As you can see, all three show a similar level of sharpness and start to go out of focus at the same points. Each lens does fall off slightly differently, though. The design of each lens is going to play a part in how the bokeh presents, just as much as the sensor size, focal length and aperture. But you can see that you have to have very different apertures to get the same shot as your sensor or film plane increases in size.
But what happens if we keep the aperture the same on all three cameras? How much does that affect the depth of field?
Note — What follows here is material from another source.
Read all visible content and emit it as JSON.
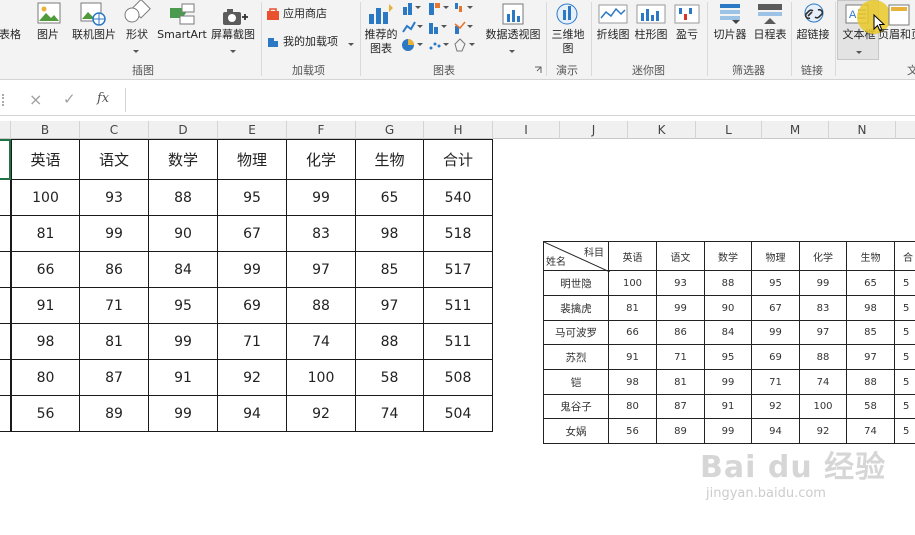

In the next test, Bill kept all three cameras at f/4.5. The difference is quite striking.
- Crop sensor @ f/4.5 = 116cm (46″) depth of field
- Full frame @ f/4.5 = 59cm (23″) depth of field
- 4×5 large format @ f/4.5 = 15cm (6″) depth of field
While the demonstration does illustrate the differences between larger sensors and film planes at the same aperture, one can only go so big.
I know in my own work that I tend not to shoot a shallow depth of field. It happens, but not often. I’m happy with either a crop or full frame body, because I’m rarely wide enough that full frame makes a difference. 4×5, while on my list, and something I want to experiment with, would just be too impractical for the types of locations I shoot at.
For you, it might be different. Shooting 4×5 might be perfect for your needs and give you the exact look you want. Just as full frame can give you images that a crop body can’t, 4×5 large format can give you images that full frame can’t, too.
John Aldred is a photographer with over 20 years of experience in the portrait and commercial worlds. He is based in Scotland and has been an early adopter – and occasional beta tester – of almost every digital imaging technology in that time. As well as his creative visual work, John uses 3D printing, electronics and programming to create his own photography and filmmaking tools and consults for a number of brands across the industry.